Text: Sophia Widrig
Image: Andreas Lorrain
Hitting the markets in 1959, Barbie was created by Ruth Handler, who found inspiration from the German Lilli doll. For the first time, young girls were no longer given a baby doll to already begin training for their implied future of motherhood, but were given a role model instead. A grown woman with moveable appendages, personifying careers that remained unattainable for real women at the time, and in some cases, are still. Barbie showed these girls that “You Can Be Anything”, right on the front of the box. Representing over two hundred careers, Barbie even became president of the United States in the 1990s. This presented young American girls with the concept of a female president, an idea which is yet to become a reality.
Independence and confidence
With over a billion dolls sold, Barbie has been promoting independence and confidence for young girls for over sixty years. While she embodies a traditional ‘feminine’ ideal, she is simultaneously dismantling this understanding of a ‘feminine woman’ and a ‘career woman’ as two mutually exclusive identities. She maintains her interests in fashion and beauty whilst working in traditionally male-dominated fields. To invalidate the feminist inherent within Barbie because of her extensive wardrobe of pink clothes, is to reinforce the antiquated understanding of traditional masculinity as synonymous with strong and successful. Barbie rejects the villainizing of characters viewed as ‘too feminine’ and therefore not feminist. By doing so, she deconstructs these misconceptions by representing an intelligent, steadfast, and successful woman who maintains her sexuality and expression through these forms.
Barbie also works to dismantle the ‘dumb blonde’ trope which is continuously promoted in Hollywood, most visibly with Marilyn Monroe in the 1953 film Gentlemen Prefer Blondes, whose character even notes “I can be smart when it’s important, but most men don’t like it”. This stereotype is further perpetuated in more recent films such as Mean Girls and Clueless, all of which reinforces the outdated view of blondes being inherently vain and foolish. This insinuation goes beyond hair color and continues to exclude women from traditionally male-dominated fields.
The sky is the limit for this blonde Barbie doll, flying high above social limitations, and representing women as pilots and even as astronauts in the 1980s. However, the history of Barbie as a revolutionary figure is full of caveats.
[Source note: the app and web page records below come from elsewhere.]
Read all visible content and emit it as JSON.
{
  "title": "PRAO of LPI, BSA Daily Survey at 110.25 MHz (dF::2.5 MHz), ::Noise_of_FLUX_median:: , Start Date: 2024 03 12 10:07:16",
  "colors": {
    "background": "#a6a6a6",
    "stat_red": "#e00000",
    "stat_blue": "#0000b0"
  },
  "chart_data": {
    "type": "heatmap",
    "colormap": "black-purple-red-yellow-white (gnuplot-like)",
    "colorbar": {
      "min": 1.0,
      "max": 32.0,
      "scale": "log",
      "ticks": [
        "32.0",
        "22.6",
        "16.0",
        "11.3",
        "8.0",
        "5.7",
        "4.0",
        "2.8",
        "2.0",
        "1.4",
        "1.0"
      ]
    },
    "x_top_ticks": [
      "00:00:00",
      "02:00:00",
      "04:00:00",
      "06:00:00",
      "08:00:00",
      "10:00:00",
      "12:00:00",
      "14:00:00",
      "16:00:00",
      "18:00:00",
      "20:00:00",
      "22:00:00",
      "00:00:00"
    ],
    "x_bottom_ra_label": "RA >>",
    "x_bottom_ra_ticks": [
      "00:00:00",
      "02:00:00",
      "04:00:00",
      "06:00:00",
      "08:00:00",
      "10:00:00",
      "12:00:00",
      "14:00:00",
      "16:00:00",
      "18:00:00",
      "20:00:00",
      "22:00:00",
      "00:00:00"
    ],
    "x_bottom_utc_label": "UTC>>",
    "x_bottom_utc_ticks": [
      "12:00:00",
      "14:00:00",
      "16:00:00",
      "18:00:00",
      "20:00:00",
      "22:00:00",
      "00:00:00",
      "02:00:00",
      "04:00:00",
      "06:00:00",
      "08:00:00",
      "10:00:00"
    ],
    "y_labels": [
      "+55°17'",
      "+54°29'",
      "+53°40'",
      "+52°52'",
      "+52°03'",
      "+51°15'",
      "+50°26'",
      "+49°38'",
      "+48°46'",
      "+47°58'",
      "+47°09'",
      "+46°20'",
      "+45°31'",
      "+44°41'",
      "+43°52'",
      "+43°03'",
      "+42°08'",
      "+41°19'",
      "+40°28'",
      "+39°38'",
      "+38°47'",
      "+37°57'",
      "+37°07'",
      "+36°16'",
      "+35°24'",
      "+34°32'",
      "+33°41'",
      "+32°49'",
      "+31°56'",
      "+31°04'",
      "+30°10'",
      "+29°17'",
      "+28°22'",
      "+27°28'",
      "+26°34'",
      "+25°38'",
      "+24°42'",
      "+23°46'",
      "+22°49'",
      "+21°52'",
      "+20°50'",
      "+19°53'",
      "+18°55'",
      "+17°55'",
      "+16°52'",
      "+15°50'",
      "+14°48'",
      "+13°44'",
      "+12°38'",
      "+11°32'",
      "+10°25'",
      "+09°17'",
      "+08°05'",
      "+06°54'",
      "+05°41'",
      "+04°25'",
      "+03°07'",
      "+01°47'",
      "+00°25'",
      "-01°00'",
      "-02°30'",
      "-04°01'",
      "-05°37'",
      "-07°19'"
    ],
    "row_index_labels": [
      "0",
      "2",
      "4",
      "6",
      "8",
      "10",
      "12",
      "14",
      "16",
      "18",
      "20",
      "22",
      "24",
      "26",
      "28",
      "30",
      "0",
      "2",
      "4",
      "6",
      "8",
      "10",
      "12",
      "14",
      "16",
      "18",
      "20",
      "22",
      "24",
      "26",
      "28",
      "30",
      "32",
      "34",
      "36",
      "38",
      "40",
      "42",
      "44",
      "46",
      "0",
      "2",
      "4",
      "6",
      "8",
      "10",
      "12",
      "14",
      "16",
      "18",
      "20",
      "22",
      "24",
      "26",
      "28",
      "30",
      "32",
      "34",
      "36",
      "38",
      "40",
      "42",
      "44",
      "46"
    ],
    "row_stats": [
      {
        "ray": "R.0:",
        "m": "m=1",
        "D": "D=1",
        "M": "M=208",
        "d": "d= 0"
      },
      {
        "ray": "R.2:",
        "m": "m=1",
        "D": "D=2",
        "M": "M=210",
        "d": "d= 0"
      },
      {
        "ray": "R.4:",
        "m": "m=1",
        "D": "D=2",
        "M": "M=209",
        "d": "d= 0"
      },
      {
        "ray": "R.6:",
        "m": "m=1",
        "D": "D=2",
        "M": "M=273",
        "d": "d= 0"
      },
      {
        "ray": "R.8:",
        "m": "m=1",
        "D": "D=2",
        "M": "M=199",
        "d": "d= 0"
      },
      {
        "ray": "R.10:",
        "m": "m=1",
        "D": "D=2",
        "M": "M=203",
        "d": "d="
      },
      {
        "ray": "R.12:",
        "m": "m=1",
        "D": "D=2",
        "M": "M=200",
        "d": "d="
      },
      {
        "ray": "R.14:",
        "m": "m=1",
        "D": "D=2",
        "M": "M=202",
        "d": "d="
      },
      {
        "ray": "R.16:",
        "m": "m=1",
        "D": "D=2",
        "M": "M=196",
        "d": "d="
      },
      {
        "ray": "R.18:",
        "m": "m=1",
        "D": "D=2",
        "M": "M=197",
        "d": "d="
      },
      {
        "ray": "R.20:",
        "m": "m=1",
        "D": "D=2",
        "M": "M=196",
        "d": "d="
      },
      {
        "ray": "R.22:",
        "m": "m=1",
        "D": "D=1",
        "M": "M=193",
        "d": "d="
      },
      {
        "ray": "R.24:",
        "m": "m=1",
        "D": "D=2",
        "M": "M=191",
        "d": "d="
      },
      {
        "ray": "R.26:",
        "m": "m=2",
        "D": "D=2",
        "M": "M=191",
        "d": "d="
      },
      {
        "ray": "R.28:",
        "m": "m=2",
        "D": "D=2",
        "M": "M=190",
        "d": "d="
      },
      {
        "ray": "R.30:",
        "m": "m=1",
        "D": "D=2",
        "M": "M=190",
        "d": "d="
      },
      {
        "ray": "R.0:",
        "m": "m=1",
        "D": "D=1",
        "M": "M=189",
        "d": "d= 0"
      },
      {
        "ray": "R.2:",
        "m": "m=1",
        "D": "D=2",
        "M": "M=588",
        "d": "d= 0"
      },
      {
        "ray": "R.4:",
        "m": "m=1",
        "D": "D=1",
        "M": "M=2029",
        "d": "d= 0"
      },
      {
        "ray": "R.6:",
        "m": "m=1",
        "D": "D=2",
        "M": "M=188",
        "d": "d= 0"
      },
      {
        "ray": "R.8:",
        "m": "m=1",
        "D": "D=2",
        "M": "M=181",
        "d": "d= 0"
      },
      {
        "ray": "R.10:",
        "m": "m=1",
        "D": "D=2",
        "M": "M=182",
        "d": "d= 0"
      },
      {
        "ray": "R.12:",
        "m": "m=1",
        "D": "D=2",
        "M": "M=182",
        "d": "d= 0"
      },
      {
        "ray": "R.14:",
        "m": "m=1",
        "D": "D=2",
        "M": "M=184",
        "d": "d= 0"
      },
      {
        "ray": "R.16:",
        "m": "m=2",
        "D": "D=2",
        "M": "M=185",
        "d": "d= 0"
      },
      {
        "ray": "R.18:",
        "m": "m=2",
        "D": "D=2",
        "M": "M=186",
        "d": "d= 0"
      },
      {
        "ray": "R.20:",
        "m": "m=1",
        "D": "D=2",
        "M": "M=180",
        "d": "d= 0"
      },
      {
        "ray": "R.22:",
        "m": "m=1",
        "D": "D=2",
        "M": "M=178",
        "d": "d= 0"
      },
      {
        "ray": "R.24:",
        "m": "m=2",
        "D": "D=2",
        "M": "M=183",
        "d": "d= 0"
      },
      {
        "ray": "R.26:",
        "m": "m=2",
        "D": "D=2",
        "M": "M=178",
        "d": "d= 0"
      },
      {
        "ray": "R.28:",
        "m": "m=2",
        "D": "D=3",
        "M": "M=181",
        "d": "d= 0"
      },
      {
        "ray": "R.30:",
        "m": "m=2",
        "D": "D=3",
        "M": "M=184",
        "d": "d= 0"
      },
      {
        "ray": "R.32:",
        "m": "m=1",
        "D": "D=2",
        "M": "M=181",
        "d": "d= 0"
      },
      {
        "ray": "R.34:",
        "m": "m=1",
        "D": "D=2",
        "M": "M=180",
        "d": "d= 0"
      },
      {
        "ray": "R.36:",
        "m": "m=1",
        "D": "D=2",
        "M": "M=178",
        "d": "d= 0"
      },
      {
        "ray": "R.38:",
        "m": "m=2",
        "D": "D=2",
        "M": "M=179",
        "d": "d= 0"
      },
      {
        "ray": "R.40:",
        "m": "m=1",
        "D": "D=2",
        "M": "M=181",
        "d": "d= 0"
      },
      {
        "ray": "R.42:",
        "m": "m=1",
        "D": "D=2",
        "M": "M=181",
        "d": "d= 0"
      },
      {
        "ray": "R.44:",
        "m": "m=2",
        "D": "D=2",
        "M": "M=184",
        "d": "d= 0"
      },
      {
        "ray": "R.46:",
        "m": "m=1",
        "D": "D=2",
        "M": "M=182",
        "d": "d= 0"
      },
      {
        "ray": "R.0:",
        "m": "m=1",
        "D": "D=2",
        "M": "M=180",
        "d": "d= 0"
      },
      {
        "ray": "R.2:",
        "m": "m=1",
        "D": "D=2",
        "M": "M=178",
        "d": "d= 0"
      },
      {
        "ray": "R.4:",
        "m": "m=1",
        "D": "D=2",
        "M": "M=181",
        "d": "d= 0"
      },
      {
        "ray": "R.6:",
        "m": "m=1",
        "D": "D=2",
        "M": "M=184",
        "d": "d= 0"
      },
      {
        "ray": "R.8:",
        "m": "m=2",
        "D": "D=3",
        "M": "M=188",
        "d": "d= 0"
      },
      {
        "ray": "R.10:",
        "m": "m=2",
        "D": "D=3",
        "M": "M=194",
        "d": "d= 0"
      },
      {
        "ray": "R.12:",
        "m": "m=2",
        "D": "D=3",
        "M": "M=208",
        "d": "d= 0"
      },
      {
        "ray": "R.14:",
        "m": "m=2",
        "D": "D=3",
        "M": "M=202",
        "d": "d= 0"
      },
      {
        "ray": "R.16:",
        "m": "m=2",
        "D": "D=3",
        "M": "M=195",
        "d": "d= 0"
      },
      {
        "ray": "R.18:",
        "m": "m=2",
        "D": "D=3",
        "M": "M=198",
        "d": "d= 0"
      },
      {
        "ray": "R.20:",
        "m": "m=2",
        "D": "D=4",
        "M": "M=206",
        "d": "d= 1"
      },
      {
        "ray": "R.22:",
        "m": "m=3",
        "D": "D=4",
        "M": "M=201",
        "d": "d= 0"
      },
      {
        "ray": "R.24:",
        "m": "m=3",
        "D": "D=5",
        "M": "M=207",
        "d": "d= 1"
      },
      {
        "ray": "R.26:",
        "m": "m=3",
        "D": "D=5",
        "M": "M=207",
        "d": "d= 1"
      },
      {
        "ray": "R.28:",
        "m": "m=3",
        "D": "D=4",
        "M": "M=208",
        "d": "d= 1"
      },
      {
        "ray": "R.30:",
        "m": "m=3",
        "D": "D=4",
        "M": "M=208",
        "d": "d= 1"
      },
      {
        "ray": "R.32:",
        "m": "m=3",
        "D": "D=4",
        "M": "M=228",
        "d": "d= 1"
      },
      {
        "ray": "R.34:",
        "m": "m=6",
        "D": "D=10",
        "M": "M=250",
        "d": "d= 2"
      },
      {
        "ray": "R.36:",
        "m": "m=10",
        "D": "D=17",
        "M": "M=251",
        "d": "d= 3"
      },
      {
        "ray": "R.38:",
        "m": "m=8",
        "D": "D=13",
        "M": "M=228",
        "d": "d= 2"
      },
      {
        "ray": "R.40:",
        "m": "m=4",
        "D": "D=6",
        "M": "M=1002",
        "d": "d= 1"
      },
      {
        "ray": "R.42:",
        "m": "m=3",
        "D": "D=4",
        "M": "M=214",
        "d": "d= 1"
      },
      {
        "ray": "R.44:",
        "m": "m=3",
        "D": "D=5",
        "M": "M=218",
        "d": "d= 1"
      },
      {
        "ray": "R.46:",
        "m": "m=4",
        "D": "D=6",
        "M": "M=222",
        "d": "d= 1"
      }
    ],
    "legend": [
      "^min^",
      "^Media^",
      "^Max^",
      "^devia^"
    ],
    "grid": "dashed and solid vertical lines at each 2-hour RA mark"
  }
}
Barbie has often been criticized for portraying unrealistic beauty standards and encouraging consumerism, all of which are valid lenses through which she can be viewed. Barbie’s absurd figure no doubt leaves an impression on the malleable self-esteem of the young girls playing with her. No matter how scissor-happy one gets during the homemade barber sessions, the miniature waist, large breasts, and pointed feet always leave the strongest impression.
The lack of racial diversity is another way in which the dolls have fallen short in inspiring the multitude of young girls who view Barbie’s plastic wardrobe with the potential for the roles which they could one day embody. In 1968, the first African American doll Christie was released, alongside a Latina doll. The limitations of these representations as well as the role they play as Barbie’s friend – not the main character themselves – is not only impeding the role of women of color in the Barbie dream world, but in the real world as well. To this day, the creators have released more than forty international dolls. Following heavy scrutiny in 2016 that Barbie does not represent the modern woman, they released a series of new dolls coming with four different body types, twenty-two eye colors and seven different skin tones. Working to move beyond the traditional able-bodied and slim-figured blonde Barbie, the creators continue to represent what the future may hold for those holding her.
Thus, the history of the Barbie doll is twofold. Whilst her story is laden with feminism, empowerment and often revolutionizing ideas, it is also full of caveats and reinforcing antiquated notions. This seemingly benign piece of plastic simultaneously challenges the traditional role of women in society and the ‘dumb blonde’ trope whilst also promoting unrealistic and unhealthy beauty standards. Although she may embody a variety of roles, the Barbie dream world can be criticized for its lack of diversity. The lenses through which Barbie can be viewed are as extensive as her CV and it is essential to recognize this multiplicity as she evolves and the latest film hits the screens this summer.